Here are our alternative U.S. News rankings for 2015, based on filtering out statistically some of the distortions in the rankings that result from an over-emphasis on financial factors. (Please see the discussion of the ranking or Brown University, below in italics, for a strong example.)
For the adjusted list in 2015, we use the magazine’s two most important categories–academic reputation and graduation/retention rates–plus a separate metric for the percentage of classes with fewer than 20 students. The adjusted percentages (rounded) assigned to each category reflect the same weight assigned to the categories by U.S. News.
One purpose of our adjusted lists is to show where there is probably a value-added component versus the rankings; another is to show where some universities might be ranked too high because of their financial resources. In general, the adjusted rankings show that more private than public institutions are overrated significantly because of the magazine’s emphasis on financial metrics.
It is one thing to assign points for the effects of ample funding (smaller class size, better faculty), but the impact of funding is magnified when the magazine also assigns points simply for having a lot of money. What the magazine does is analogous to a well-heeled college applicant with a high SAT not only receiving credit for his high score but also for the money behind it.
As was the case in previous adjusted rankings, the University of California Berkeley, UVA, and the University of Michigan rank significantly higher when the excessive financial factors are eliminated and the focus turns to grad rates and class size, plus academic reputation. But this time around, Maryland, Wisconsin, Illinois, Florida, Florida State, Georgia, Indiana, Minnesota, Michigan State, New Hampshire, Binghamton, Oregon, Texas A&M, and Virginia Tech all came out dramatically improved in the adjusted rankings. In general, most public schools stayed about the same or rose markedly. Public universities with adjusted rankings significantly lower than the U.S. News rankings were Iowa, Massachusetts, Purdue, and Stony Brook.
As for private universities, there are few changes among the top seven in the adjusted rankings, although the University of Chicago drops from 4 to 7. The reason: six-year graduation rates that do not match schools such as Yale, Harvard, Stanford, Columbia, Princeton, and several other public and private institutions.
The most dramatic drops in the adjusted rankings were Case Western (from 38 to 57); Wake Forest (27 to 38); and the University of Miami (48 to 59). The greatest improvement among private schools was Brown’s rise to number 8 from number 16. It is significant that Brown’s endowment is the lowest in the Ivy League, only about one-tenth that of Harvard and less than half that of Chicago. Yet when the magnifying impact of financial resources is removed and Brown is evaluated only on the outputs used by U.S. News and in our adjusted rankings, the university outperforms many others with much great financial resources. The same phenomenon is evident with most public universities.
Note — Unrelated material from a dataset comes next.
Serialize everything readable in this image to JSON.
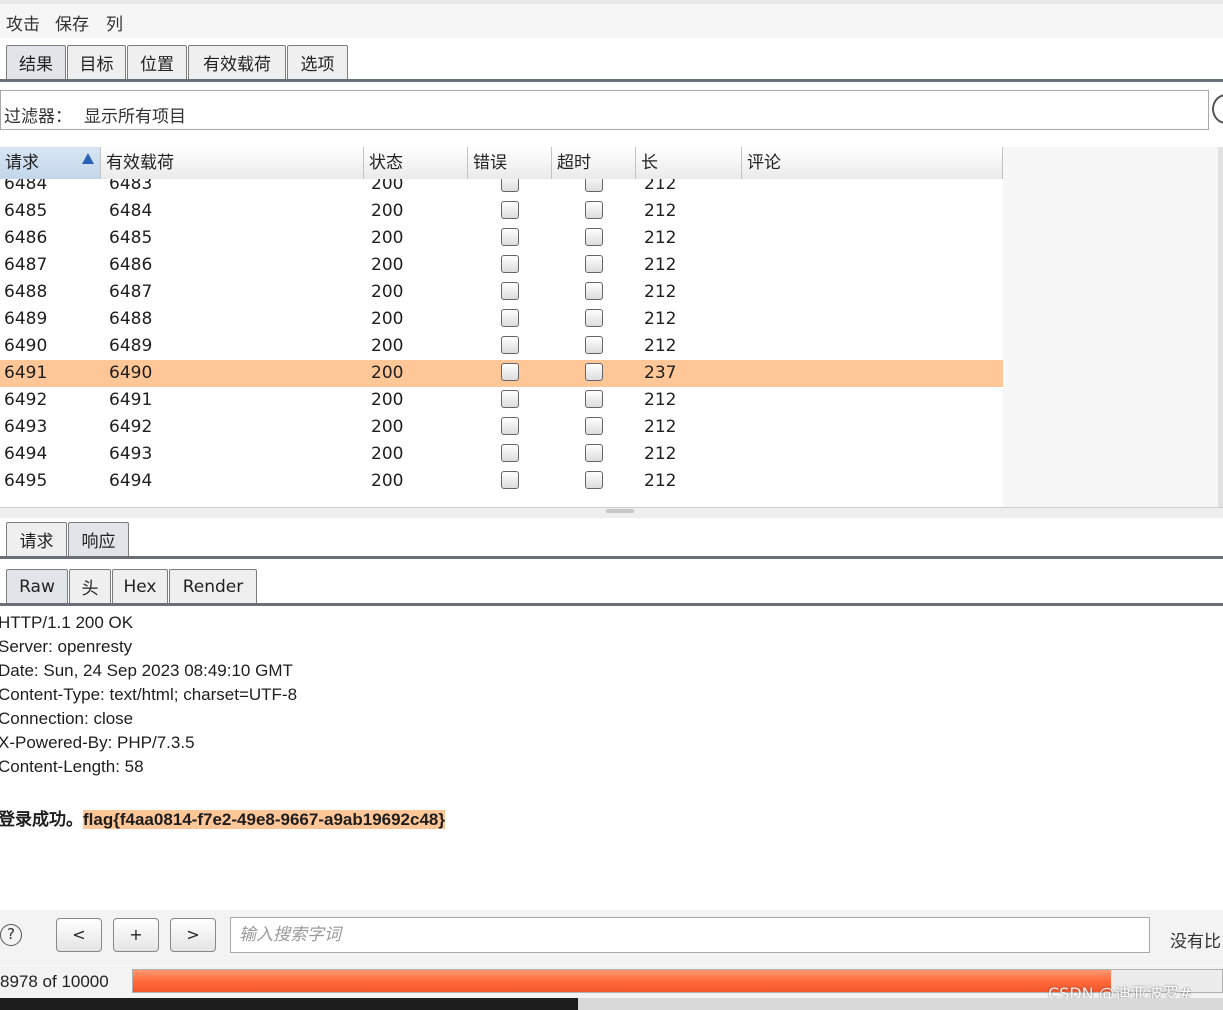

We have chosen to emphasize small class size because this feature is especially important to prospective honors students, many of whom are attracted to programs which offer classes that are much smaller than the average class size at the universities hosting the honors programs.
The list below shows the adjusted rankings first, followed by the U.S. News rankings. We have bolded the schools whose adjusted ranking and the U.S. News ranking vary by 6 or more positions.
|Adjusted||US News 2015|
|William and Mary||30||33|
|UC San Diego||38||37|
|UC Santa Barbara||43||40|
|University of Miami||59||48|
|SUNY Env Science||71||76|
|UC Santa Cruz||80||85|
|University of San Diego||92||95|
|Colorado School of Mines||92||88|
|University at Buffalo||97||103|
|St. Louis University||97||99|